I hope that the hon. and learned Gentleman will look at this point again. It would not be difficult for a would-be donor to switch his securities to buying a piece of land and giving us that land in lieu of giving us the securities, but that would surely be a dodge which the Financial Secretary would not like donors to indulge in. Although I do not ask for an answer now, I feel that in this case we might be able to depart from the Estate Duty precedent, and extend the concession to shares as well as to land and other forms of property. However, with the hon. and learned Gentleman's assurance, I beg to ask leave to withdraw the Amendment.

Amendment, by leave, withdrawn.

Mr. MacDermot

I beg to move Amendment No. 148, in page 35, line 45, after "section" to insert "without subsection (8)".

This Amendment has been tabled in order that we may put ourselves straight in relation to the Northern Ireland law. A special provision is required, because Capital Gains Tax exemption is spelled out in terms of the Estate Duty legislation. Estate Duty law in Northern Ireland is quite separate from that in Great Britain. As the law stands, it has the effect of applying subsection (8) to the Northern Ireland Estate Duty, and it would be quite wrong for us to try to do that. The question whether any Capital Gains Tax is payable should be a deduction for the purpose of Estate Duty in Northern Ireland is a matter for the Northern Ireland Parliament to decide. The purpose of this Amendment, therefore, is to exclude the provisions of subsection (8) from operation in relation to Northern Ireland.

Amendment agreed to.

Clause, as amended, ordered to stand part of the Bill.

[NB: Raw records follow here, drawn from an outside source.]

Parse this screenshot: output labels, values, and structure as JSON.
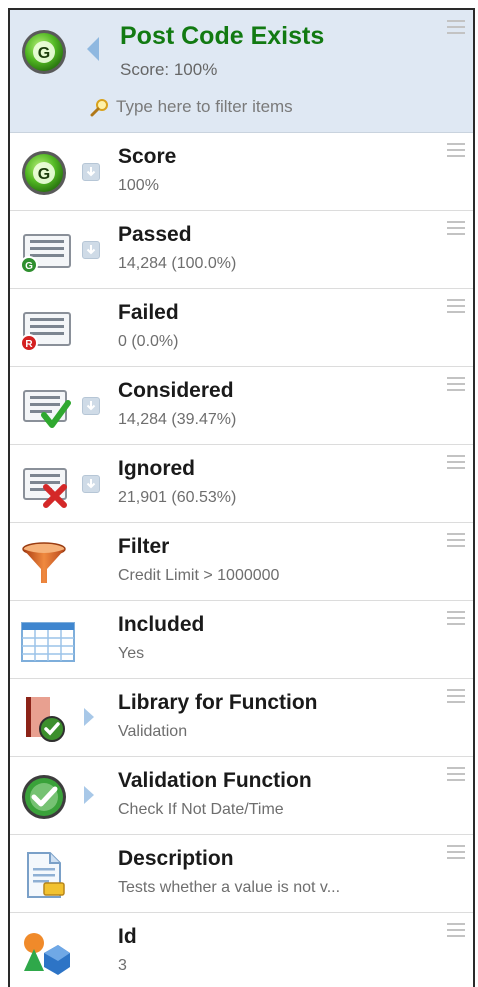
{
  "header": {
    "title": "Post Code Exists",
    "subtitle": "Score: 100%",
    "filter_placeholder": "Type here to filter items",
    "badge_letter": "G"
  },
  "rows": [
    {
      "title": "Score",
      "value": "100%",
      "icon": "score-g-icon",
      "badge": "G"
    },
    {
      "title": "Passed",
      "value": "14,284 (100.0%)",
      "icon": "passed-list-icon",
      "badge": "G"
    },
    {
      "title": "Failed",
      "value": "0 (0.0%)",
      "icon": "failed-list-icon",
      "badge": "R"
    },
    {
      "title": "Considered",
      "value": "14,284 (39.47%)",
      "icon": "considered-check-icon"
    },
    {
      "title": "Ignored",
      "value": "21,901 (60.53%)",
      "icon": "ignored-x-icon"
    },
    {
      "title": "Filter",
      "value": "Credit Limit > 1000000",
      "icon": "funnel-icon"
    },
    {
      "title": "Included",
      "value": "Yes",
      "icon": "table-grid-icon"
    },
    {
      "title": "Library for Function",
      "value": "Validation",
      "icon": "library-book-icon"
    },
    {
      "title": "Validation Function",
      "value": "Check If Not Date/Time",
      "icon": "validation-check-icon"
    },
    {
      "title": "Description",
      "value": "Tests whether a value is not v...",
      "icon": "document-icon"
    },
    {
      "title": "Id",
      "value": "3",
      "icon": "shapes-icon"
    }
  ],
  "colors": {
    "header_bg": "#dfe8f3",
    "title_green": "#127a12",
    "badge_green": "#3aa23a",
    "badge_red": "#d42020"
  }
}
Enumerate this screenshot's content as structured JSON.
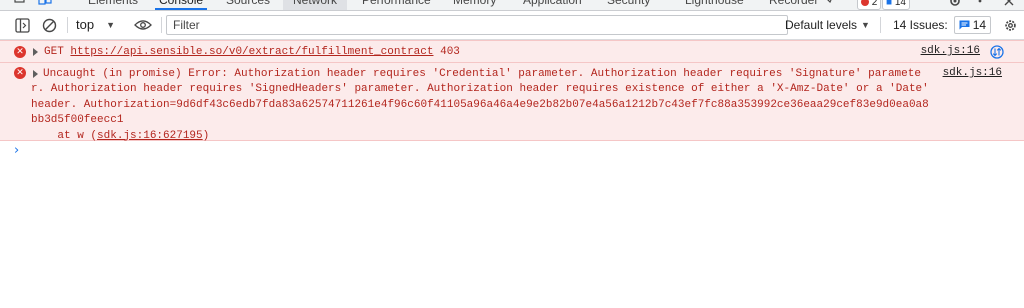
{
  "tabs": [
    {
      "label": "Elements"
    },
    {
      "label": "Console"
    },
    {
      "label": "Sources"
    },
    {
      "label": "Network"
    },
    {
      "label": "Performance"
    },
    {
      "label": "Memory"
    },
    {
      "label": "Application"
    },
    {
      "label": "Security"
    },
    {
      "label": "Lighthouse"
    },
    {
      "label": "Recorder"
    }
  ],
  "tab_badges": {
    "errors": "2",
    "messages": "14"
  },
  "toolbar": {
    "context": "top",
    "filter_placeholder": "Filter",
    "levels_label": "Default levels",
    "issues_label": "14 Issues:",
    "issues_count": "14"
  },
  "messages": [
    {
      "method": "GET",
      "url": "https://api.sensible.so/v0/extract/fulfillment_contract",
      "status": "403",
      "source": "sdk.js:16"
    },
    {
      "text": "Uncaught (in promise) Error: Authorization header requires 'Credential' parameter. Authorization header requires 'Signature' parameter. Authorization header requires 'SignedHeaders' parameter. Authorization header requires existence of either a 'X-Amz-Date' or a 'Date' header. Authorization=9d6df43c6edb7fda83a62574711261e4f96c60f41105a96a46a4e9e2b82b07e4a56a1212b7c43ef7fc88a353992ce36eaa29cef83e9d0ea0a8bb3d5f00feecc1",
      "stack_prefix": "    at w (",
      "stack_link": "sdk.js:16:627195",
      "stack_suffix": ")",
      "source": "sdk.js:16"
    }
  ],
  "colors": {
    "error_bg": "#fcebeb",
    "error_text": "#b3261e",
    "accent": "#1a73e8"
  }
}
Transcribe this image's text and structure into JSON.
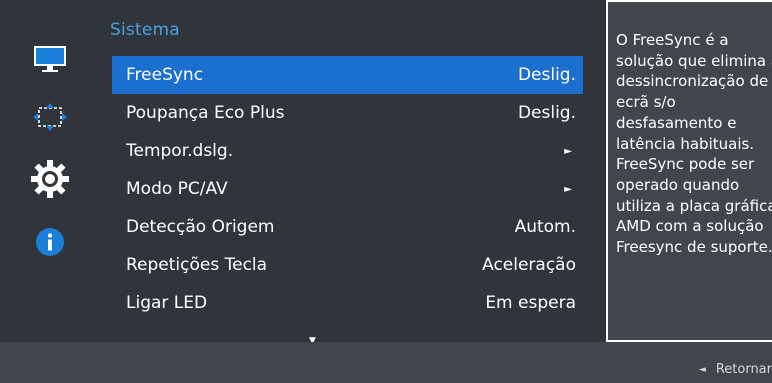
{
  "sidebar": {
    "icons": [
      "monitor-icon",
      "resize-arrows-icon",
      "gear-icon",
      "info-icon"
    ],
    "accent_color": "#1a6fcf"
  },
  "menu": {
    "title": "Sistema",
    "items": [
      {
        "label": "FreeSync",
        "value": "Deslig.",
        "selected": true
      },
      {
        "label": "Poupança Eco Plus",
        "value": "Deslig."
      },
      {
        "label": "Tempor.dslg.",
        "value": "►"
      },
      {
        "label": "Modo PC/AV",
        "value": "►"
      },
      {
        "label": "Detecção Origem",
        "value": "Autom."
      },
      {
        "label": "Repetições Tecla",
        "value": "Aceleração"
      },
      {
        "label": "Ligar LED",
        "value": "Em espera"
      }
    ],
    "more_indicator": "▼"
  },
  "description": {
    "text": "O FreeSync é a solução que elimina a dessincronização de ecrã s/o desfasamento e latência habituais. FreeSync pode ser operado quando utiliza a placa gráfica AMD com a solução Freesync de suporte."
  },
  "footer": {
    "return_arrow": "◄",
    "return_label": "Retornar"
  }
}
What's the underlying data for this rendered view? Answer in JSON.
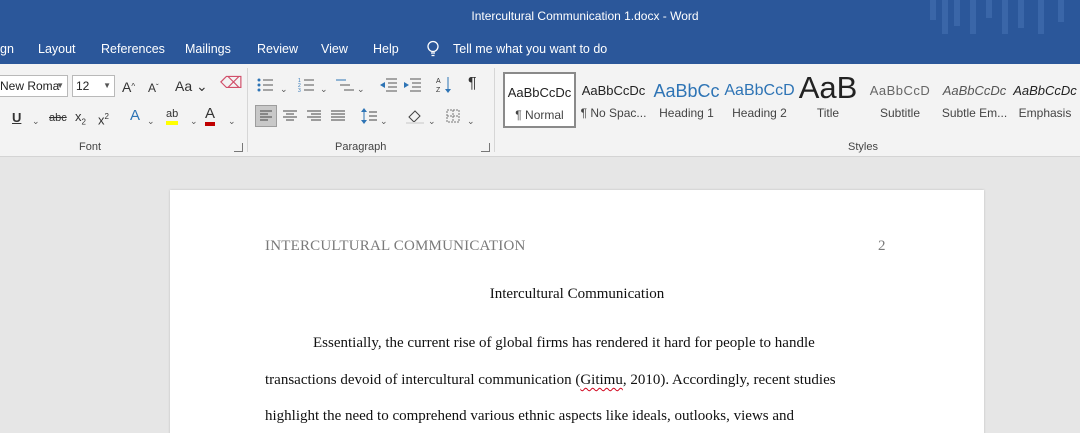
{
  "titlebar": {
    "title": "Intercultural Communication 1.docx  -  Word"
  },
  "menu": {
    "items": [
      "gn",
      "Layout",
      "References",
      "Mailings",
      "Review",
      "View",
      "Help"
    ],
    "tell_me": "Tell me what you want to do"
  },
  "ribbon": {
    "font": {
      "name": "New Roma",
      "size": "12",
      "label": "Font",
      "grow": "A",
      "shrink": "A",
      "case": "Aa",
      "underline": "U",
      "strike": "abc",
      "subscript": "x",
      "superscript": "x",
      "text_effects": "A",
      "highlight": "ab",
      "font_color": "A"
    },
    "paragraph": {
      "label": "Paragraph",
      "pilcrow": "¶"
    },
    "styles": {
      "label": "Styles",
      "items": [
        {
          "sample": "AaBbCcDc",
          "label": "¶ Normal"
        },
        {
          "sample": "AaBbCcDc",
          "label": "¶ No Spac..."
        },
        {
          "sample": "AaBbCc",
          "label": "Heading 1"
        },
        {
          "sample": "AaBbCcD",
          "label": "Heading 2"
        },
        {
          "sample": "AaB",
          "label": "Title"
        },
        {
          "sample": "AaBbCcD",
          "label": "Subtitle"
        },
        {
          "sample": "AaBbCcDc",
          "label": "Subtle Em..."
        },
        {
          "sample": "AaBbCcDc",
          "label": "Emphasis"
        }
      ]
    }
  },
  "document": {
    "header_left": "INTERCULTURAL COMMUNICATION",
    "page_number": "2",
    "title": "Intercultural Communication",
    "lines": [
      "Essentially, the current rise of global firms has rendered it hard for people to handle",
      "transactions devoid of intercultural communication (",
      "Gitimu",
      ", 2010). Accordingly, recent studies",
      "highlight the need to comprehend various ethnic aspects like ideals, outlooks, views and"
    ]
  },
  "colors": {
    "titlebar": "#2b579a",
    "ribbon": "#f3f3f3",
    "heading_blue": "#2e74b5",
    "spell_error": "#d0021b",
    "highlight_yellow": "#ffff00",
    "font_color_red": "#c00000"
  }
}
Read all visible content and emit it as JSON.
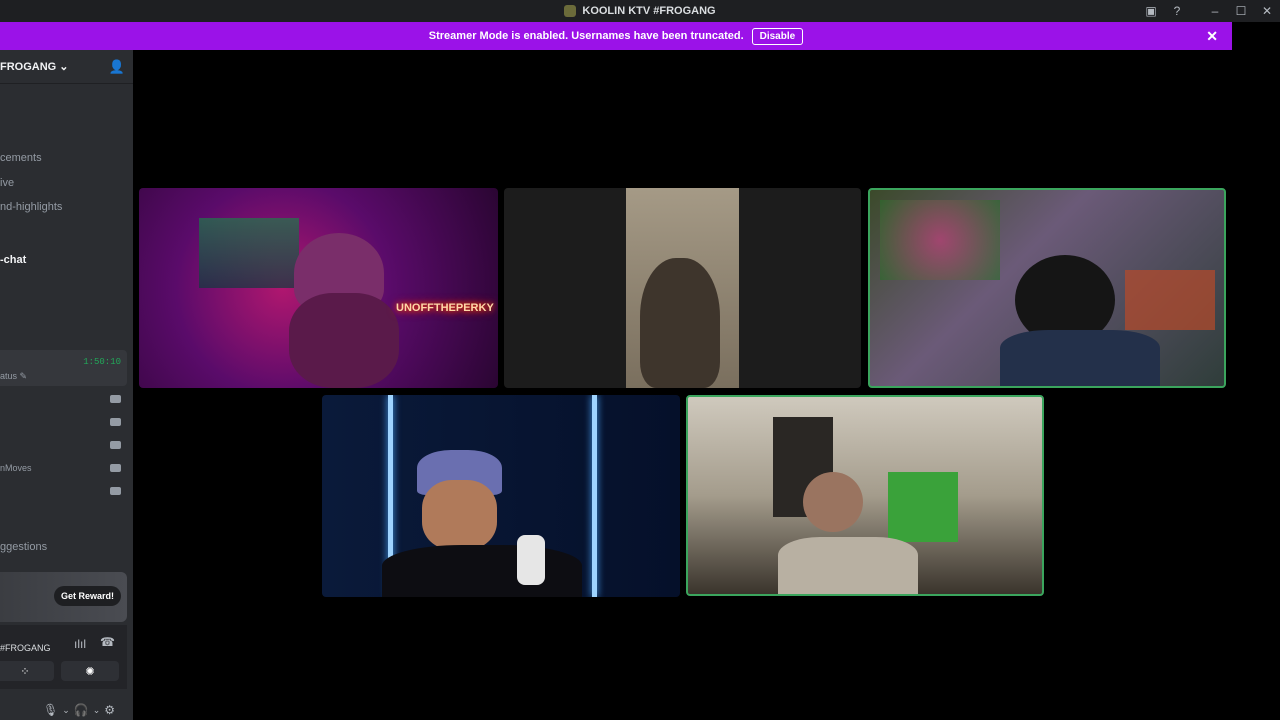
{
  "window": {
    "title": "KOOLIN KTV #FROGANG",
    "controls": [
      "cast-icon",
      "help-icon",
      "minimize-icon",
      "maximize-icon",
      "close-icon"
    ]
  },
  "banner": {
    "message": "Streamer Mode is enabled. Usernames have been truncated.",
    "disable_label": "Disable"
  },
  "sidebar": {
    "server_name": "FROGANG",
    "channels": [
      {
        "label": "cements",
        "active": false
      },
      {
        "label": "ive",
        "active": false
      },
      {
        "label": "nd-highlights",
        "active": false
      },
      {
        "label": "-chat",
        "active": true
      },
      {
        "label": "ggestions",
        "active": false
      }
    ],
    "voice_timer": "1:50:10",
    "voice_status": "atus",
    "voice_users": [
      "",
      "",
      "",
      "nMoves",
      ""
    ],
    "reward_button": "Get Reward!",
    "connected_server": "#FROGANG"
  },
  "stage": {
    "neon_sign": "UNOFFTHEPERKY"
  },
  "colors": {
    "banner": "#9b12e8",
    "speaking_border": "#3ba55d",
    "sidebar_bg": "#2b2d31"
  }
}
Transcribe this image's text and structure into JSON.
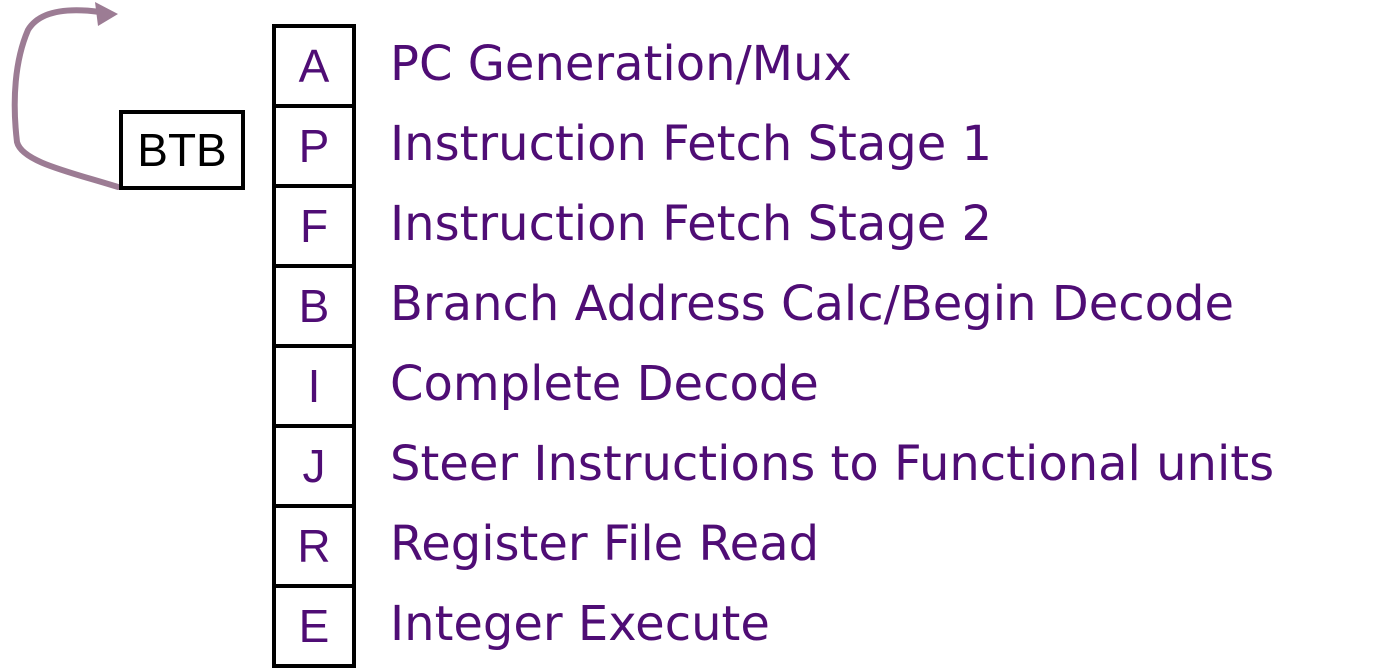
{
  "colors": {
    "accent": "#4f0d75",
    "arrow": "#9c7c94",
    "border": "#000000"
  },
  "btb": {
    "label": "BTB"
  },
  "stages": [
    {
      "letter": "A",
      "description": "PC Generation/Mux"
    },
    {
      "letter": "P",
      "description": "Instruction Fetch Stage 1"
    },
    {
      "letter": "F",
      "description": "Instruction Fetch Stage 2"
    },
    {
      "letter": "B",
      "description": "Branch Address Calc/Begin Decode"
    },
    {
      "letter": "I",
      "description": "Complete Decode"
    },
    {
      "letter": "J",
      "description": "Steer Instructions to Functional units"
    },
    {
      "letter": "R",
      "description": "Register File Read"
    },
    {
      "letter": "E",
      "description": "Integer Execute"
    }
  ]
}
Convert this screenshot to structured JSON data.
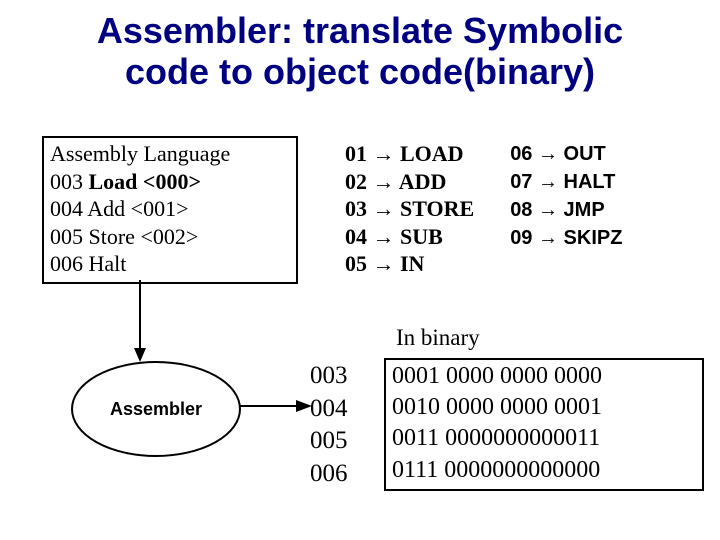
{
  "title_line1": "Assembler: translate Symbolic",
  "title_line2": "code to object code(binary)",
  "asm": {
    "header": "Assembly Language",
    "line1_addr": "003 ",
    "line1_instr": "Load <000>",
    "line2": "004 Add  <001>",
    "line3": "005 Store <002>",
    "line4": "006 Halt"
  },
  "opcodes_col1": {
    "o1": "01 → LOAD",
    "o2": "02 → ADD",
    "o3": "03 → STORE",
    "o4": "04 → SUB",
    "o5": "05 → IN"
  },
  "opcodes_col2": {
    "o6": "06 → OUT",
    "o7": "07 → HALT",
    "o8": "08 → JMP",
    "o9": "09 → SKIPZ"
  },
  "in_binary_label": "In binary",
  "addresses": {
    "a1": "003",
    "a2": "004",
    "a3": "005",
    "a4": "006"
  },
  "binary": {
    "b1": "0001  0000 0000 0000",
    "b2": "0010  0000 0000 0001",
    "b3": "0011  0000000000011",
    "b4": "0111  0000000000000"
  },
  "assembler_label": "Assembler",
  "chart_data": {
    "type": "table",
    "title": "Assembler symbolic-to-binary mapping",
    "opcode_table": [
      {
        "code": "01",
        "mnemonic": "LOAD"
      },
      {
        "code": "02",
        "mnemonic": "ADD"
      },
      {
        "code": "03",
        "mnemonic": "STORE"
      },
      {
        "code": "04",
        "mnemonic": "SUB"
      },
      {
        "code": "05",
        "mnemonic": "IN"
      },
      {
        "code": "06",
        "mnemonic": "OUT"
      },
      {
        "code": "07",
        "mnemonic": "HALT"
      },
      {
        "code": "08",
        "mnemonic": "JMP"
      },
      {
        "code": "09",
        "mnemonic": "SKIPZ"
      }
    ],
    "assembly_program": [
      {
        "address": "003",
        "instruction": "Load <000>"
      },
      {
        "address": "004",
        "instruction": "Add <001>"
      },
      {
        "address": "005",
        "instruction": "Store <002>"
      },
      {
        "address": "006",
        "instruction": "Halt"
      }
    ],
    "object_code": [
      {
        "address": "003",
        "binary": "0001 0000 0000 0000"
      },
      {
        "address": "004",
        "binary": "0010 0000 0000 0001"
      },
      {
        "address": "005",
        "binary": "0011 0000000000011"
      },
      {
        "address": "006",
        "binary": "0111 0000000000000"
      }
    ]
  }
}
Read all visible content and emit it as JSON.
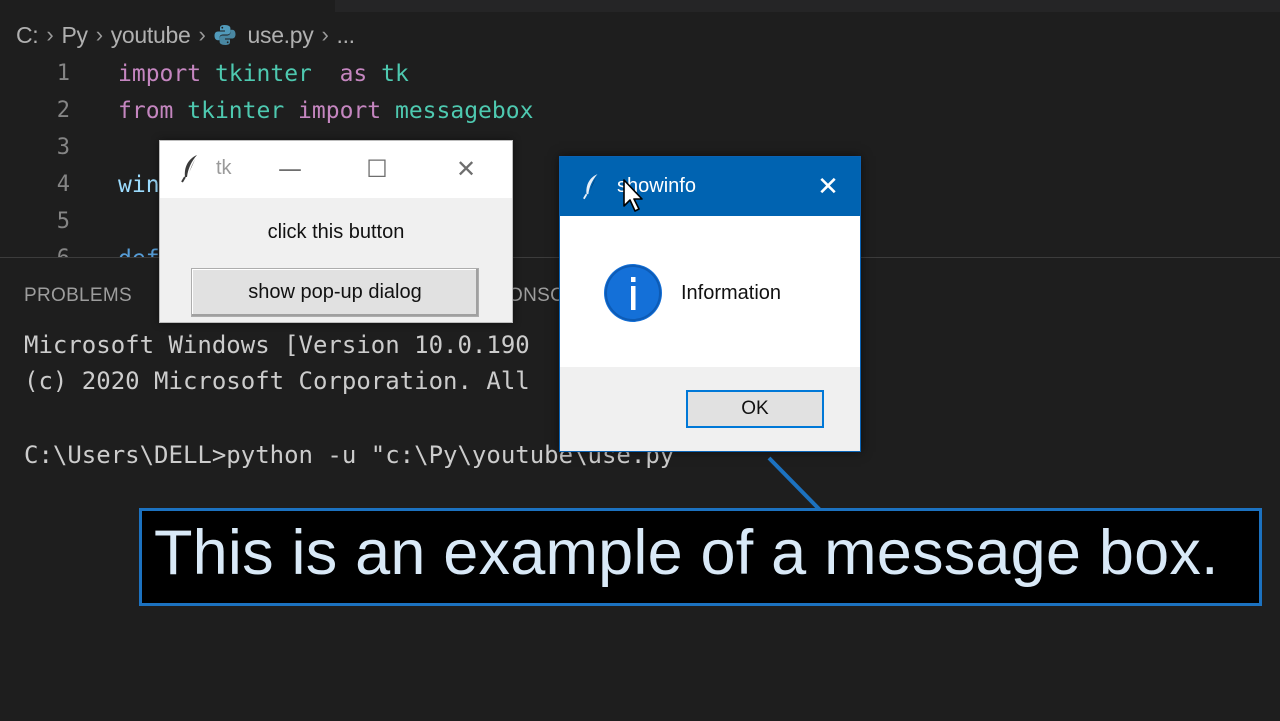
{
  "breadcrumb": {
    "items": [
      "C:",
      "Py",
      "youtube",
      "use.py",
      "..."
    ]
  },
  "editor": {
    "lines": [
      {
        "number": "1",
        "tokens": [
          {
            "text": "import",
            "type": "kw"
          },
          {
            "text": " ",
            "type": "plain"
          },
          {
            "text": "tkinter",
            "type": "mod"
          },
          {
            "text": "  as ",
            "type": "kw"
          },
          {
            "text": "tk",
            "type": "mod"
          }
        ]
      },
      {
        "number": "2",
        "tokens": [
          {
            "text": "from",
            "type": "kw"
          },
          {
            "text": " ",
            "type": "plain"
          },
          {
            "text": "tkinter",
            "type": "mod"
          },
          {
            "text": " import ",
            "type": "kw"
          },
          {
            "text": "messagebox",
            "type": "mod"
          }
        ]
      },
      {
        "number": "3",
        "tokens": []
      },
      {
        "number": "4",
        "tokens": [
          {
            "text": "win",
            "type": "var"
          }
        ]
      },
      {
        "number": "5",
        "tokens": []
      },
      {
        "number": "6",
        "tokens": [
          {
            "text": "def",
            "type": "fn"
          }
        ]
      }
    ]
  },
  "panel": {
    "tab_problems": "PROBLEMS",
    "tab_console_partial": "ONSC",
    "terminal_lines": [
      "Microsoft Windows [Version 10.0.190",
      "(c) 2020 Microsoft Corporation. All",
      "",
      "C:\\Users\\DELL>python -u \"c:\\Py\\youtube\\use.py\""
    ]
  },
  "tk_window": {
    "title": "tk",
    "minimize_glyph": "—",
    "maximize_glyph": "☐",
    "close_glyph": "✕",
    "label": "click this button",
    "button_label": "show pop-up dialog"
  },
  "dialog": {
    "title": "showinfo",
    "close_glyph": "✕",
    "message": "Information",
    "ok_label": "OK",
    "icon": "info-icon"
  },
  "callout": {
    "text": "This is an example of a message box."
  },
  "colors": {
    "editor_bg": "#1e1e1e",
    "keyword": "#c586c0",
    "module": "#4ec9b0",
    "dialog_titlebar": "#0063b1",
    "callout_border": "#1c72c0"
  }
}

To report Progress and ask leave to sit again.—[Mr. MacDermot.]

Committee report Progress to sit again this day.